Barclays Wealth Trustees (Jersey) Ltd & anr v HMRC [2017] WTLR 917

Wills & Trusts Law Reports | Autumn 2017 #169

This appeal concerned the first periodic charge which fell due on a Jersey-resident discretionary trust established by the settlor, Mr Dreelan (‘the Settlor’) on 21 June 2001 (‘the 2001 Settlement’).

The Settlor transferred £100 to Barclays Wealth Trustees (Jersey) Limited (‘the Trustee’) to hold on trusts in broad discretionary form. The beneficiaries were the Settlor, his spouse and his children then living or born during the trust period. At this date the Settlor was not domiciled in the UK for IHT purposes.

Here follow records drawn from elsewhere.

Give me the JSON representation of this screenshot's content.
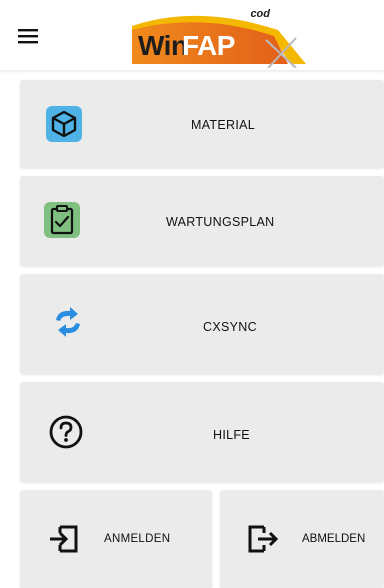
{
  "header": {
    "logo": {
      "brand_prefix": "Win",
      "brand_suffix": "FAP",
      "company_mark": "cod"
    },
    "menu_icon": "hamburger-menu-icon"
  },
  "menu": {
    "items": [
      {
        "label": "MATERIAL",
        "icon": "cube-icon",
        "icon_bg": "#4fb3e8"
      },
      {
        "label": "WARTUNGSPLAN",
        "icon": "clipboard-check-icon",
        "icon_bg": "#7fbf7f"
      },
      {
        "label": "CXSYNC",
        "icon": "sync-arrows-icon",
        "icon_color": "#2a8fe0"
      },
      {
        "label": "HILFE",
        "icon": "help-circle-icon"
      }
    ],
    "bottom_buttons": [
      {
        "label": "ANMELDEN",
        "icon": "login-icon"
      },
      {
        "label": "ABMELDEN",
        "icon": "logout-icon"
      }
    ]
  },
  "colors": {
    "tile_bg": "#ebebeb",
    "logo_orange": "#e8731f",
    "logo_yellow": "#f5b800"
  }
}
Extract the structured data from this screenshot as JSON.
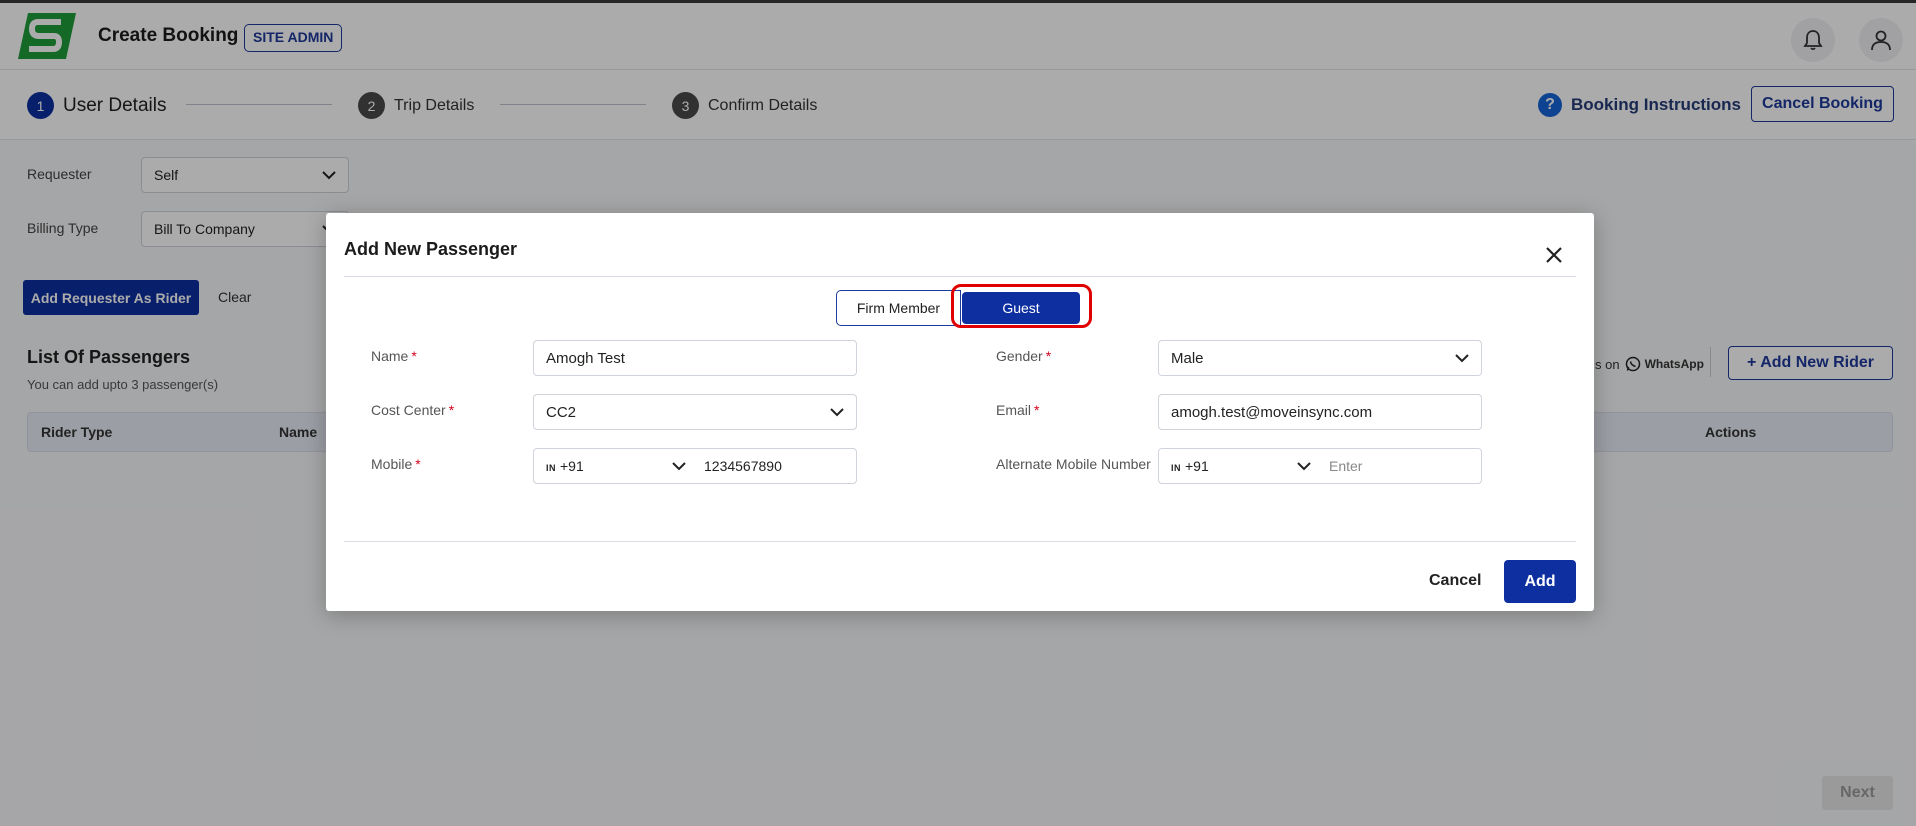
{
  "header": {
    "title": "Create Booking",
    "role_badge": "SITE ADMIN",
    "notification_icon": "bell-icon",
    "profile_icon": "user-icon"
  },
  "steps": [
    {
      "num": "1",
      "label": "User Details",
      "active": true
    },
    {
      "num": "2",
      "label": "Trip Details",
      "active": false
    },
    {
      "num": "3",
      "label": "Confirm Details",
      "active": false
    }
  ],
  "booking_instructions_label": "Booking Instructions",
  "help_icon_glyph": "?",
  "cancel_booking_label": "Cancel Booking",
  "form": {
    "requester_label": "Requester",
    "requester_value": "Self",
    "billing_label": "Billing Type",
    "billing_value": "Bill To Company"
  },
  "add_requester_label": "Add Requester As Rider",
  "clear_label": "Clear",
  "passengers": {
    "title": "List Of Passengers",
    "subtitle": "You can add upto 3 passenger(s)",
    "columns": [
      "Rider Type",
      "Name",
      "Actions"
    ],
    "notify_prefix": "s on",
    "whatsapp_label": "WhatsApp",
    "add_rider_label": "+ Add New Rider"
  },
  "next_label": "Next",
  "modal": {
    "title": "Add New Passenger",
    "toggle": {
      "firm_member": "Firm Member",
      "guest": "Guest",
      "selected": "Guest"
    },
    "fields": {
      "name": {
        "label": "Name",
        "value": "Amogh Test"
      },
      "gender": {
        "label": "Gender",
        "value": "Male"
      },
      "cost_center": {
        "label": "Cost Center",
        "value": "CC2"
      },
      "email": {
        "label": "Email",
        "value": "amogh.test@moveinsync.com"
      },
      "mobile": {
        "label": "Mobile",
        "country": "IN",
        "code": "+91",
        "value": "1234567890"
      },
      "alt_mobile": {
        "label": "Alternate Mobile Number",
        "country": "IN",
        "code": "+91",
        "placeholder": "Enter"
      }
    },
    "required_mark": "*",
    "cancel_label": "Cancel",
    "add_label": "Add"
  },
  "colors": {
    "primary": "#0d2fa0",
    "required": "#d0021b",
    "highlight": "#e00000",
    "logo_green": "#1f9d3a"
  }
}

The Trustee lent part of the settled funds to a wholly-owned Je...

Barclays Wealth Trustees (Jersey) Ltd & anr v HMRC [2015] EWHC 2878 (Ch)

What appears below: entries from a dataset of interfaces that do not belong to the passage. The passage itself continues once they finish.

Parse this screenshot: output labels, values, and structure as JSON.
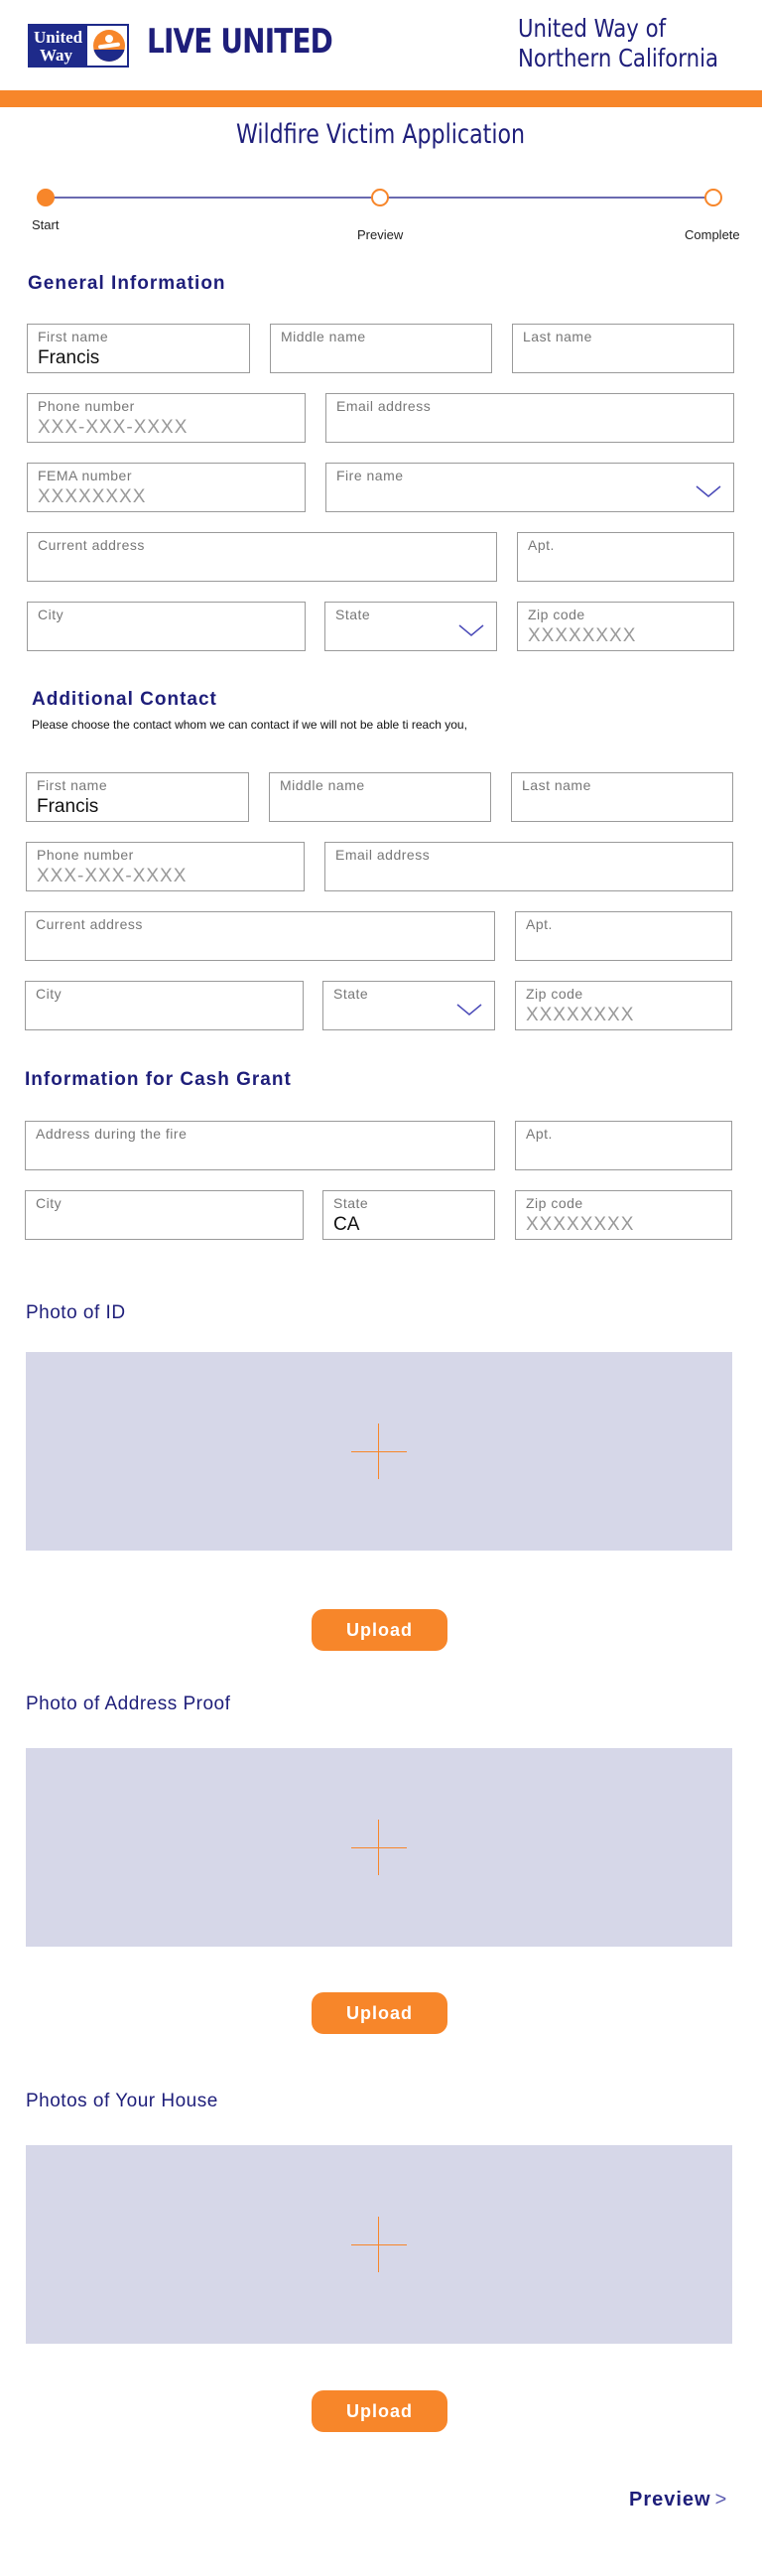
{
  "header": {
    "logo_line1": "United",
    "logo_line2": "Way",
    "tagline": "LIVE UNITED",
    "org_line1": "United Way of",
    "org_line2": "Northern California"
  },
  "colors": {
    "brand_blue": "#1e1e7a",
    "accent_orange": "#f7862a",
    "photo_bg": "#d6d7e8"
  },
  "page_title": "Wildfire Victim Application",
  "stepper": {
    "steps": [
      "Start",
      "Preview",
      "Complete"
    ],
    "current": "Start"
  },
  "general": {
    "title": "General Information",
    "first_name": {
      "label": "First name",
      "value": "Francis"
    },
    "middle_name": {
      "label": "Middle name"
    },
    "last_name": {
      "label": "Last name"
    },
    "phone": {
      "label": "Phone number",
      "placeholder": "XXX-XXX-XXXX"
    },
    "email": {
      "label": "Email address"
    },
    "fema": {
      "label": "FEMA number",
      "placeholder": "XXXXXXXX"
    },
    "fire": {
      "label": "Fire name"
    },
    "address": {
      "label": "Current address"
    },
    "apt": {
      "label": "Apt."
    },
    "city": {
      "label": "City"
    },
    "state": {
      "label": "State"
    },
    "zip": {
      "label": "Zip code",
      "placeholder": "XXXXXXXX"
    }
  },
  "additional": {
    "title": "Additional Contact",
    "note": "Please choose the contact whom we can contact if we will not be able ti reach you,",
    "first_name": {
      "label": "First name",
      "value": "Francis"
    },
    "middle_name": {
      "label": "Middle name"
    },
    "last_name": {
      "label": "Last name"
    },
    "phone": {
      "label": "Phone number",
      "placeholder": "XXX-XXX-XXXX"
    },
    "email": {
      "label": "Email address"
    },
    "address": {
      "label": "Current address"
    },
    "apt": {
      "label": "Apt."
    },
    "city": {
      "label": "City"
    },
    "state": {
      "label": "State"
    },
    "zip": {
      "label": "Zip code",
      "placeholder": "XXXXXXXX"
    }
  },
  "cash": {
    "title": "Information for Cash Grant",
    "address": {
      "label": "Address during the fire"
    },
    "apt": {
      "label": "Apt."
    },
    "city": {
      "label": "City"
    },
    "state": {
      "label": "State",
      "value": "CA"
    },
    "zip": {
      "label": "Zip code",
      "placeholder": "XXXXXXXX"
    }
  },
  "photos": [
    {
      "title": "Photo of ID",
      "button": "Upload"
    },
    {
      "title": "Photo of Address Proof",
      "button": "Upload"
    },
    {
      "title": "Photos of Your House",
      "button": "Upload"
    }
  ],
  "footer": {
    "preview_label": "Preview",
    "preview_arrow": ">"
  }
}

Wills & Trusts Law Reports | December 2015 #155

On 21 June 2001 the settlor, who was then non-domiciled in the UK, settled cash derived from a Jersey bank account on the trusts of a Jersey-resident discretionary trust called the Michael Dreelan Trust (MDT). The settlor became deemed domiciled in the UK for inheritance tax purposes from the beginning of the tax year 2003/04. Subsequently, on 4 April 2008, the settlor and others set up another settlement called the Dreelan Brothers Joint Trust (DBJT) and 25,000 ordinary shares in Qserv Limited were transferred from the MDT. These were later sold for cash that was UK situs property. On 2...

JP Gilchrist Trust v HMRC Case number: FTC/89/2012

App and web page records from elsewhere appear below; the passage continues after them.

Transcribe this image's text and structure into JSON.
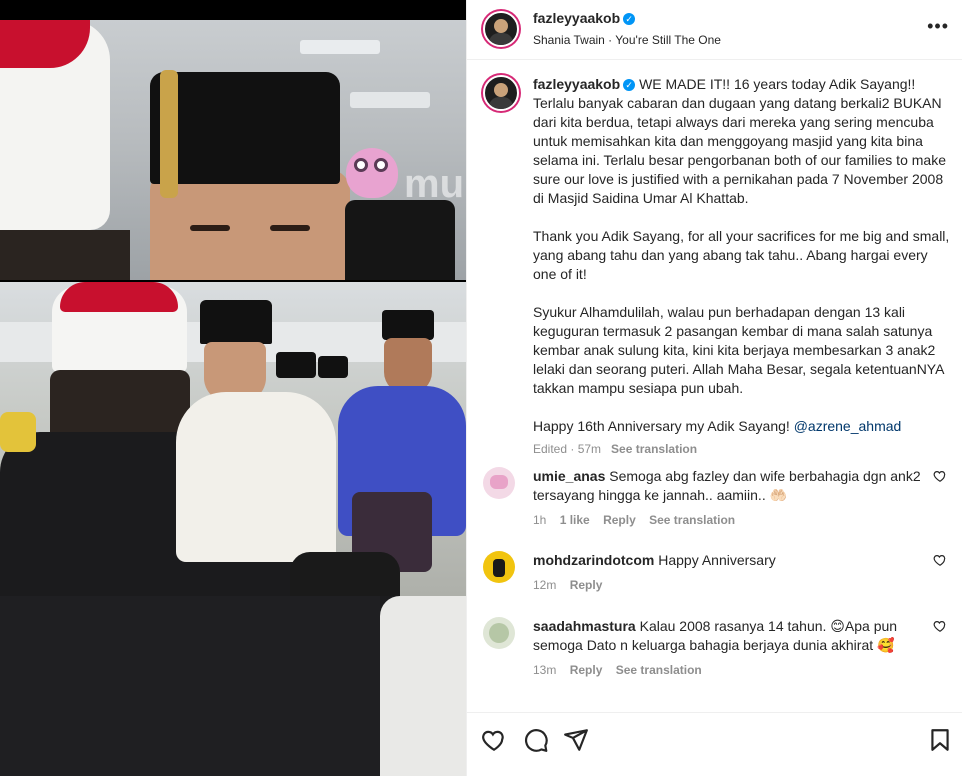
{
  "post": {
    "username": "fazleyyaakob",
    "verified_symbol": "✓",
    "song": "Shania Twain · You're Still The One",
    "more_label": "•••"
  },
  "watermark_text": "murai",
  "caption": {
    "username": "fazleyyaakob",
    "body": "WE MADE IT!! 16 years today Adik Sayang!!\nTerlalu banyak cabaran dan dugaan yang datang berkali2 BUKAN dari kita berdua, tetapi always dari mereka yang sering mencuba untuk memisahkan kita dan menggoyang masjid yang kita bina selama ini. Terlalu besar pengorbanan both of our families to make sure our love is justified with a pernikahan pada 7 November 2008 di Masjid Saidina Umar Al Khattab.\n\nThank you Adik Sayang, for all your sacrifices for me big and small, yang abang tahu dan yang abang tak tahu.. Abang hargai every one of it!\n\nSyukur Alhamdulilah, walau pun berhadapan dengan 13 kali keguguran termasuk 2 pasangan kembar di mana salah satunya kembar anak sulung kita, kini kita berjaya membesarkan 3 anak2 lelaki dan seorang puteri. Allah Maha Besar, segala ketentuanNYA takkan mampu sesiapa pun ubah.\n\nHappy 16th Anniversary my Adik Sayang! ",
    "mention": "@azrene_ahmad",
    "edited": "Edited · 57m",
    "see_translation": "See translation"
  },
  "comments": [
    {
      "username": "umie_anas",
      "text": "Semoga abg fazley dan wife berbahagia dgn ank2 tersayang hingga ke jannah.. aamiin.. 🤲🏻",
      "time": "1h",
      "likes": "1 like",
      "reply": "Reply",
      "see_translation": "See translation"
    },
    {
      "username": "mohdzarindotcom",
      "text": "Happy Anniversary",
      "time": "12m",
      "reply": "Reply"
    },
    {
      "username": "saadahmastura",
      "text": "Kalau 2008 rasanya 14 tahun. 😊Apa pun semoga Dato n keluarga bahagia berjaya dunia akhirat 🥰",
      "time": "13m",
      "reply": "Reply",
      "see_translation": "See translation"
    }
  ],
  "colors": {
    "story_ring": "#d62976",
    "verified": "#0095f6",
    "mention": "#00376b",
    "muted": "#8e8e8e"
  },
  "icons": [
    "heart-icon",
    "comment-icon",
    "share-icon",
    "bookmark-icon",
    "more-icon"
  ]
}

Wills & Trusts Law Reports | September 2014 #142

Mr Gilchrist settled property on trust on 17 May 1993. Under the terms of the trust, he was entitled to a life interest in the trust property. On 4 June 1993, the trustees exercised an overriding power of appointment to appoint 20% of the fund (the appointed fund) out of the main fund, on discretionary trust for the benefit of members of Mr Gilchrist’s family. Mr Gilchrist and his spouse were excluded from any benefit in the discretionary trust. Mr Gilchrist then gifted £44,000 to the trustees. The trustees used the funds to contribute to Whitecroft Limited, in which the trust held...

SDLT And VAT: Seeking clarity

Simon Rose reviews the implications of recent attempts at SDLT avoidance In light of the leading anti-avoidance case of Ramsay, a purposive interpretation of the legislation was taken and the clear intention of the scheme was to avoid tax. The recent cases reported below have all provided some much-needed clarity and certainty on a number …
This post is only available to members.

SDLT On Sub-Sales: HMRC strikes back

Neil Warriner discusses a case with lessons for taxpayers ‘The lesson here for taxpayers from the finding on the first point is that, if structures like this are to be implemented, then they need to be implemented properly having regard to all legal issues that may affect them, not simply the tax rules.’ Despite their …
This post is only available to members.

SDLT: Sub-sales in the spotlight

With HMRC’s attentions focused on sub-sale arrangements, Lee Nuttall reviews the findings of the recent decision DV3 ‘SDLT is a modernised form of stamp duty, but also borrowed heavily from stamp duty concepts. It attempted to counter some of the more blatant planning found in stamp duty (for example, “resting on contract” schemes).’Stamp duty land …
This post is only available to members.